I really wish that I had the NY Times delivered because everyone who gets the paper delivered now has the magazine section that TOD reported on earlier this week and I have to wait for the full Sunday edition to see it. Everyone keeps writing me to congratulate me on getting the issue right way before it went main stream. I just wonder if this will start to really enter the public debate or just become one of those things that people say "yeah that's unfortunate" and move on to the next apocalyptic report about bird flu, Iraq, and not realize the immediate significance to their lives.
I missed this. What are you referring to, peakguy?
Just you wait Dave—tomorrow the cover article for the NYTimes magazine is by Peter Maass, called "The Beginning of the End of Oil?" (subtitle: "Saudi Arabia, soaring demand and the theory of peak oil") We'll have commentary and a thread for it tomorrow.

(The original TOD mention is here.)

A couple of good articles in the Wash Post on the effects upon businesses and individuals:

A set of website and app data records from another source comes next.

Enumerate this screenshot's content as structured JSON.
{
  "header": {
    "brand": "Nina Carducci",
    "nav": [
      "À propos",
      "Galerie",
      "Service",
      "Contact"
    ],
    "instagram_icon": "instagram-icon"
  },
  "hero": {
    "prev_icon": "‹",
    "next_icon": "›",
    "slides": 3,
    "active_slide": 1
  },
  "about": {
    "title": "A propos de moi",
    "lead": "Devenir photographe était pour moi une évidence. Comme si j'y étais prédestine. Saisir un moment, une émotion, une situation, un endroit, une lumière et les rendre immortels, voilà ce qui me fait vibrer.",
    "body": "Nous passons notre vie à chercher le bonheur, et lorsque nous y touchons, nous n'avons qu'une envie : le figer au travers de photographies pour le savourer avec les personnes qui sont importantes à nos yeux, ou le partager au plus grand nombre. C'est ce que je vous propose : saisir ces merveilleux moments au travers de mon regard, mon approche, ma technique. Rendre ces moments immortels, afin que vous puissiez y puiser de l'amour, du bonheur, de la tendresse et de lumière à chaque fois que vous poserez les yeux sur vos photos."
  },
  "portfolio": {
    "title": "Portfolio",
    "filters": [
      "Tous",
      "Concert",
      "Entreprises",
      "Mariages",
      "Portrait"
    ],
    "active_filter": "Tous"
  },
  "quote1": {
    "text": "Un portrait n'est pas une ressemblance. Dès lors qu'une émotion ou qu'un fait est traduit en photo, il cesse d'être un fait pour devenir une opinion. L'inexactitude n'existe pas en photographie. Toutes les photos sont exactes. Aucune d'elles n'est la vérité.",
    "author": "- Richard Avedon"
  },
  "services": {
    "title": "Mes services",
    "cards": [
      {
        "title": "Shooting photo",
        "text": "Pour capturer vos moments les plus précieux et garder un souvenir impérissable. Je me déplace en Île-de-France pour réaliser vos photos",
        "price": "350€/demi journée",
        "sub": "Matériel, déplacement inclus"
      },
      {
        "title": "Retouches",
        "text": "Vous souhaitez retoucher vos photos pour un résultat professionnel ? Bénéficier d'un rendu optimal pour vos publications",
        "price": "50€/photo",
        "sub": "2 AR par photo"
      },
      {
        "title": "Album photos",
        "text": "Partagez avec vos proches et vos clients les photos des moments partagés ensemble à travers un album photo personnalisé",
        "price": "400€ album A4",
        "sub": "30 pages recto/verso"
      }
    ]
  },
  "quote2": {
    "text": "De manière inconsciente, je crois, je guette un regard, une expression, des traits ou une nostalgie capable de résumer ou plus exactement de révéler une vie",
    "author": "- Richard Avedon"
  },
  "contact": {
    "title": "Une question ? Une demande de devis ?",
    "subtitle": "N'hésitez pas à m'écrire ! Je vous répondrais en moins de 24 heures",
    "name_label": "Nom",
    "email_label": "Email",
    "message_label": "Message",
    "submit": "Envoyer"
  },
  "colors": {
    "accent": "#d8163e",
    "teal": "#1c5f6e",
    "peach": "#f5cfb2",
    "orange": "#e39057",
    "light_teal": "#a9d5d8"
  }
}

I just finished reading the NYT magazine article on Peak Oil.  It was ok but had some pretty significant mistakes.  It was too focused on Saudi Arabia when there is an awful lot of oil outside of S.A.  For example, if you count the Faja del Orinoco extra heavy crudes Venezuela has as much oil as S.A. does.  Wouldn't you think that would merit mention of when/if we are getting close to peak oil.  Then again, the doomsday scenario makes for more compelling reading.
"For example, if you count the Faja del Orinoco extra heavy crudes Venezuela has as much oil as S.A. does. Wouldn't you think that would merit mention of when/if we are getting close to peak oil." Exactly right. I didn't want to let your post go unnoticed. Look at what I said here.
Great new site.  I can't seem to find an RSS feed, though.  When do we get that?
The URL for the RSS feed is http://www.theoildrum.com/backend.rdf


Excellent site! I find the quality of the posts very high. I used to be a regular on PeakOil.com but there is now too much clutter and most of the posters are close-minded doomers.
(Reposting this now that I have found the weekend open thread.)

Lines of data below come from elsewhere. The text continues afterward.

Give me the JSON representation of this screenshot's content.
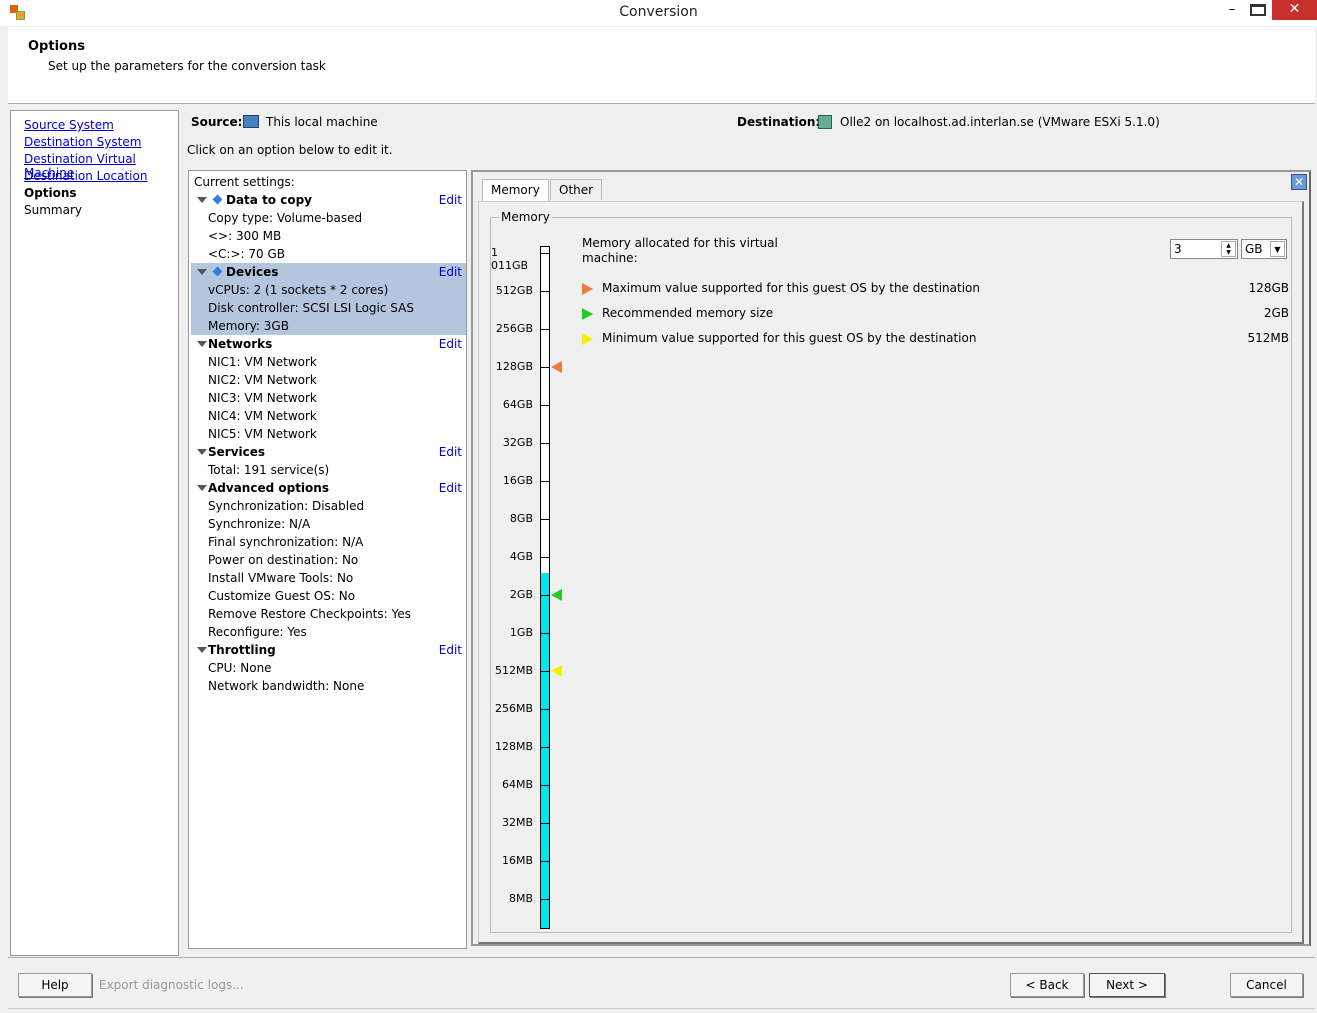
{
  "window": {
    "title": "Conversion"
  },
  "header": {
    "title": "Options",
    "subtitle": "Set up the parameters for the conversion task"
  },
  "nav": [
    {
      "label": "Source System",
      "link": true
    },
    {
      "label": "Destination System",
      "link": true
    },
    {
      "label": "Destination Virtual Machine",
      "link": true
    },
    {
      "label": "Destination Location",
      "link": true
    },
    {
      "label": "Options",
      "current": true
    },
    {
      "label": "Summary"
    }
  ],
  "source": {
    "label": "Source:",
    "value": "This local machine"
  },
  "destination": {
    "label": "Destination:",
    "value": "Olle2 on localhost.ad.interlan.se (VMware ESXi 5.1.0)"
  },
  "hint": "Click on an option below to edit it.",
  "settings": {
    "title": "Current settings:",
    "edit_label": "Edit",
    "sections": [
      {
        "name": "Data to copy",
        "diamond": true,
        "items": [
          "Copy type: Volume-based",
          "<>: 300 MB",
          "<C:>: 70 GB"
        ]
      },
      {
        "name": "Devices",
        "diamond": true,
        "selected": true,
        "items": [
          "vCPUs: 2 (1 sockets * 2 cores)",
          "Disk controller: SCSI LSI Logic SAS",
          "Memory: 3GB"
        ]
      },
      {
        "name": "Networks",
        "items": [
          "NIC1: VM Network",
          "NIC2: VM Network",
          "NIC3: VM Network",
          "NIC4: VM Network",
          "NIC5: VM Network"
        ]
      },
      {
        "name": "Services",
        "items": [
          "Total: 191 service(s)"
        ]
      },
      {
        "name": "Advanced options",
        "items": [
          "Synchronization: Disabled",
          "Synchronize: N/A",
          "Final synchronization: N/A",
          "Power on destination: No",
          "Install VMware Tools: No",
          "Customize Guest OS: No",
          "Remove Restore Checkpoints: Yes",
          "Reconfigure: Yes"
        ]
      },
      {
        "name": "Throttling",
        "items": [
          "CPU: None",
          "Network bandwidth: None"
        ]
      }
    ]
  },
  "tabs": [
    {
      "label": "Memory",
      "active": true
    },
    {
      "label": "Other"
    }
  ],
  "memory": {
    "group_label": "Memory",
    "allocated_label": "Memory allocated for this virtual machine:",
    "value": "3",
    "unit": "GB",
    "allocated_gb": 3,
    "scale_labels": [
      "1 011GB",
      "512GB",
      "256GB",
      "128GB",
      "64GB",
      "32GB",
      "16GB",
      "8GB",
      "4GB",
      "2GB",
      "1GB",
      "512MB",
      "256MB",
      "128MB",
      "64MB",
      "32MB",
      "16MB",
      "8MB"
    ],
    "fill_color": "#00e5f0",
    "legend": [
      {
        "text": "Maximum value supported for this guest OS by the destination",
        "value": "128GB",
        "gb": 128,
        "color": "#f07a3c"
      },
      {
        "text": "Recommended memory size",
        "value": "2GB",
        "gb": 2,
        "color": "#22cc22"
      },
      {
        "text": "Minimum value supported for this guest OS by the destination",
        "value": "512MB",
        "gb": 0.5,
        "color": "#f2f200"
      }
    ]
  },
  "footer": {
    "help": "Help",
    "export": "Export diagnostic logs...",
    "back": "< Back",
    "next": "Next >",
    "cancel": "Cancel"
  }
}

On the weekend, C-SPAN2 becomes Book TV.  At midnight EDT (Sunday/Monday Aug. 21/22), Kenneth Deffeyes will be on Book TV giving a talk titled "Beyond Oil: The view from Hubbert's Peak."

The Book TV schedule can be found here:


Congrats on new site! Looks good and better than old one, made me create an account. Only negative thing I find is animated gif advertisement. If you are using firefox, just press esc and they stop animating.
Been a reader here for the last few months, and enjoyed the old site.  This one will take some getting used to but then what new thing doesn't.  Comment to the reader who talked about all the sour crude in Venezuela.  Just remember it takes a lot more energy input per barrel to refine, verses usable products out. that reduces the reserve quite a bit.   To add to the Venezuela thing.  I saw a quick flash on gas prices on the T.V. the other night that stated that in Venezuela the price is $0.12 a gal. I don't know if that is accually true but if it is looks like Chavez is following the american model to the tee.
Keep up the good work folks, and don't worry about the comments.  Everyone has an opinion, and whether or not we agree is one of the benefits of living in this country.
suggestion: It could be quite useful to have the possibility to include images in the comments using html tag (ex: [img]..[/img]).
Sorry, I've missed the point of this thread!

I started to read The Oil Drum, about 1 month ago, so I can't make any valuable comparision. Anyway, let me say that TOD has become my prefered source of information about PO.

I just want to say thank you for all your efforts.


Much nicer comments this way. Really nice.
Just in case this hasn't been posted:


"Peak Oil Aware" shirts, coffee mugs, other trinkets.  Of course they are cheap because we have cheap labor and cheap oil to deliver them across the ocean...


Also, for new junkies like me, using Google Alerts is a great way to know when something new has been posted on a particular topic.

Can someone comment on how Iraq factors into peak oil since they have large reserves but are basically shut in?